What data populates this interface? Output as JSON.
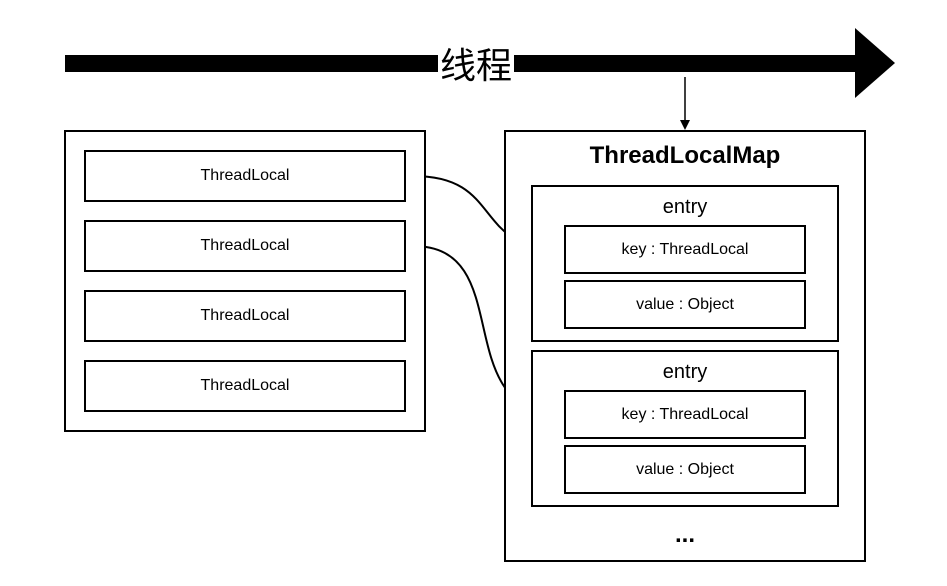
{
  "thread": {
    "label": "线程"
  },
  "threadlocal_list": {
    "items": [
      "ThreadLocal",
      "ThreadLocal",
      "ThreadLocal",
      "ThreadLocal"
    ]
  },
  "map": {
    "title": "ThreadLocalMap",
    "entries": [
      {
        "title": "entry",
        "key": "key : ThreadLocal",
        "value": "value : Object"
      },
      {
        "title": "entry",
        "key": "key : ThreadLocal",
        "value": "value : Object"
      }
    ],
    "more": "..."
  }
}
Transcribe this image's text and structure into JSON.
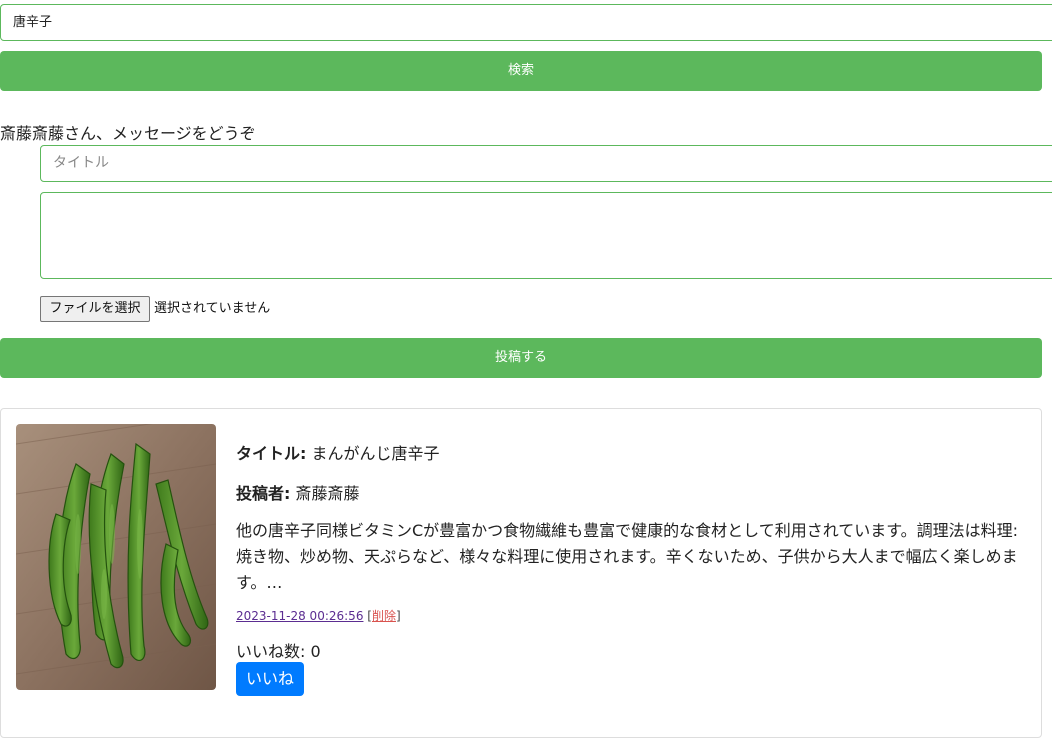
{
  "search": {
    "value": "唐辛子",
    "button_label": "検索"
  },
  "post_form": {
    "greeting": "斎藤斎藤さん、メッセージをどうぞ",
    "title_placeholder": "タイトル",
    "message_value": "",
    "file_button_label": "ファイルを選択",
    "file_status": "選択されていません",
    "submit_label": "投稿する"
  },
  "posts": [
    {
      "title_label": "タイトル:",
      "title": "まんがんじ唐辛子",
      "author_label": "投稿者:",
      "author": "斎藤斎藤",
      "body": "他の唐辛子同様ビタミンCが豊富かつ食物繊維も豊富で健康的な食材として利用されています。調理法は料理: 焼き物、炒め物、天ぷらなど、様々な料理に使用されます。辛くないため、子供から大人まで幅広く楽しめます。…",
      "timestamp": "2023-11-28 00:26:56",
      "delete_open": "[",
      "delete_label": "削除",
      "delete_close": "]",
      "likes_label": "いいね数:",
      "likes_count": "0",
      "like_button_label": "いいね",
      "image_subject": "green-peppers-photo"
    }
  ],
  "colors": {
    "green_accent": "#5cb85c",
    "like_blue": "#007bff",
    "link_purple": "#5b2d91",
    "delete_red": "#d9534f"
  }
}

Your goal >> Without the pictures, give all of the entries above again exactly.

Answer to the exercise >>
What data populates this interface? Output as JSON.
{
  "thread": {
    "label": "线程"
  },
  "threadlocal_list": {
    "items": [
      "ThreadLocal",
      "ThreadLocal",
      "ThreadLocal",
      "ThreadLocal"
    ]
  },
  "map": {
    "title": "ThreadLocalMap",
    "entries": [
      {
        "title": "entry",
        "key": "key : ThreadLocal",
        "value": "value : Object"
      },
      {
        "title": "entry",
        "key": "key : ThreadLocal",
        "value": "value : Object"
      }
    ],
    "more": "..."
  }
}
Transcribe this image's text and structure into JSON.
{
  "search": {
    "value": "唐辛子",
    "button_label": "検索"
  },
  "post_form": {
    "greeting": "斎藤斎藤さん、メッセージをどうぞ",
    "title_placeholder": "タイトル",
    "message_value": "",
    "file_button_label": "ファイルを選択",
    "file_status": "選択されていません",
    "submit_label": "投稿する"
  },
  "posts": [
    {
      "title_label": "タイトル:",
      "title": "まんがんじ唐辛子",
      "author_label": "投稿者:",
      "author": "斎藤斎藤",
      "body": "他の唐辛子同様ビタミンCが豊富かつ食物繊維も豊富で健康的な食材として利用されています。調理法は料理: 焼き物、炒め物、天ぷらなど、様々な料理に使用されます。辛くないため、子供から大人まで幅広く楽しめます。…",
      "timestamp": "2023-11-28 00:26:56",
      "delete_open": "[",
      "delete_label": "削除",
      "delete_close": "]",
      "likes_label": "いいね数:",
      "likes_count": "0",
      "like_button_label": "いいね",
      "image_subject": "green-peppers-photo"
    }
  ],
  "colors": {
    "green_accent": "#5cb85c",
    "like_blue": "#007bff",
    "link_purple": "#5b2d91",
    "delete_red": "#d9534f"
  }
}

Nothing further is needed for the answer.